Meanwhile, Neon Esports and Quincy Crew announce they’d have absent players. QC's Arif “MSS” Anwar and Neon's Anthony “Natsumi” Vargas were both unable to travel. Coronavirus was the reason for MSS’s absence. Additionally, team Nigma, T1, and Team Aster would also find themselves missing players.
However, the most crushing absence was beastcoast. The South American team had been a threat on the international stage for almost two straight years. But coronavirus had scuppered their chances of out-of-region success. The Singapore Major was their first event outside of SA or NA in nearly 18 months. Only to have it taken away at the last minute.
With regional rivals Thunder Predator performing so well in Singapore, it felt like beastcoast had missed out on a potential podium position at the Major. A cruel fate for one of South America’s best squads.
It’s not over yet, and the worst may be yet to come
While the AniMajor went off relatively without a hitch (apart from Oli from IG), and things seem to be settling down, it's clear that it's not smooth sailing just yet.
The International 10 will take place in the Arena Națională in Bucharest, Romania, from October 7th to 17th. This comes after TI10 was postponed for the third time and moved from Stockholm.
The world continues to battle with coronavirus, there’s no guarantee that TI and beyond won’t be affected. At the moment, Bucharest will be open to press and fans, as well as competitors. However, with the situation rapidly changing each day, this could soon change.

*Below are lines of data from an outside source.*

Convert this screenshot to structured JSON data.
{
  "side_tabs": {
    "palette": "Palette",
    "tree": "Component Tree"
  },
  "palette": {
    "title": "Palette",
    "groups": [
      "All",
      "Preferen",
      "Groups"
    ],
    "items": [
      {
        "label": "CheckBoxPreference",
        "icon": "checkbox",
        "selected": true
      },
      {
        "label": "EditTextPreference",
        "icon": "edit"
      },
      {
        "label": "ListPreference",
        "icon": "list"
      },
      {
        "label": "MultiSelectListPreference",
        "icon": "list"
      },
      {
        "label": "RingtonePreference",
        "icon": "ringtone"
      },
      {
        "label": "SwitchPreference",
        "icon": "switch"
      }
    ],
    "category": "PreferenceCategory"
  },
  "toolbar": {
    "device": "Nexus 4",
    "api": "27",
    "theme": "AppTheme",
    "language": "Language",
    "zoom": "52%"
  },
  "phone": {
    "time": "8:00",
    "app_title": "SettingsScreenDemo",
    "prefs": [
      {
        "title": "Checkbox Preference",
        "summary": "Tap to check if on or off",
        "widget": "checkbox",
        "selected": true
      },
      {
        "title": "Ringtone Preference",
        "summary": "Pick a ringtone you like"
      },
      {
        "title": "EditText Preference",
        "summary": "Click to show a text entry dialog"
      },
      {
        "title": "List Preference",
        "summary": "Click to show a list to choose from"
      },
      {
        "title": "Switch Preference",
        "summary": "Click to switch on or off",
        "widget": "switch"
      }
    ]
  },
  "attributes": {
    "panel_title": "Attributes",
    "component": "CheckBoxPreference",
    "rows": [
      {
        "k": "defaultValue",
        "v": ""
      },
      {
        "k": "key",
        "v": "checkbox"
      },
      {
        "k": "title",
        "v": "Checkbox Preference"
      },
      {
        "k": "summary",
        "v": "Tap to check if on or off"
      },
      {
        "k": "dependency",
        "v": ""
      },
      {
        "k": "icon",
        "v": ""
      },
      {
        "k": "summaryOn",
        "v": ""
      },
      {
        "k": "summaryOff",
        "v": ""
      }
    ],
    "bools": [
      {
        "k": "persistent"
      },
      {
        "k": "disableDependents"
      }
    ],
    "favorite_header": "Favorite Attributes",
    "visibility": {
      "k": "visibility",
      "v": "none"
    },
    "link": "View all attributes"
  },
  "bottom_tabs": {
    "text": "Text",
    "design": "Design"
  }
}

The effects of coronavirus on competitive Dota 2 will likely still continue for some time.
For more Dota 2 content and news, stay tuned to esports.gg.
Editor | Twitter @hoffasaurusx
Michael is a UK-based content creator who caught the esports bug in 2010, but took eight years to figure out he should write about it. Throwing away a promising career in marketing and PR, he now specialises in MOBAs, covering League of Legends, Dota 2, and esports in general since 2019. When not glued to tournaments taking place on the other side of the globe, he spends time nurturing an unhealthy addiction to MMOs and gacha games.